Element data from apps and pages
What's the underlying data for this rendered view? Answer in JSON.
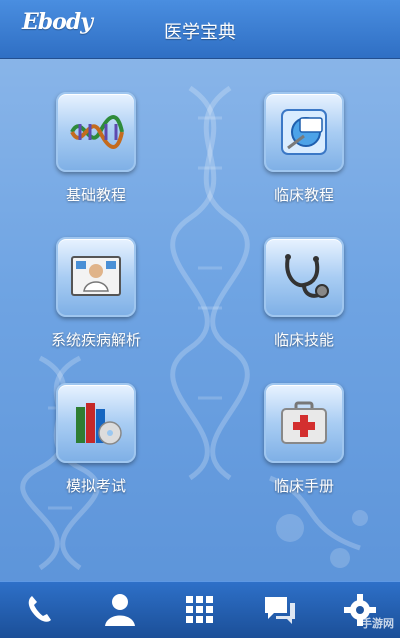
{
  "header": {
    "logo_text": "Ebody",
    "title": "医学宝典"
  },
  "menu": [
    {
      "label": "基础教程",
      "icon": "dna-icon"
    },
    {
      "label": "临床教程",
      "icon": "clinical-tablet-icon"
    },
    {
      "label": "系统疾病解析",
      "icon": "doctor-presentation-icon"
    },
    {
      "label": "临床技能",
      "icon": "stethoscope-icon"
    },
    {
      "label": "模拟考试",
      "icon": "books-cd-icon"
    },
    {
      "label": "临床手册",
      "icon": "first-aid-kit-icon"
    }
  ],
  "bottom_bar": [
    {
      "icon": "phone-icon"
    },
    {
      "icon": "user-icon"
    },
    {
      "icon": "grid-icon"
    },
    {
      "icon": "chat-icon"
    },
    {
      "icon": "settings-gear-icon"
    }
  ],
  "colors": {
    "header": "#2f6fc4",
    "background": "#6fa4e3",
    "bottom_bar": "#1b4f98",
    "text": "#ffffff"
  },
  "watermark": "手游网"
}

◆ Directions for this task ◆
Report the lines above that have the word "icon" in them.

◆ Task answer ◆
      "icon": "dna-icon"
      "icon": "clinical-tablet-icon"
      "icon": "doctor-presentation-icon"
      "icon": "stethoscope-icon"
      "icon": "books-cd-icon"
      "icon": "first-aid-kit-icon"
      "icon": "phone-icon"
      "icon": "user-icon"
      "icon": "grid-icon"
      "icon": "chat-icon"
      "icon": "settings-gear-icon"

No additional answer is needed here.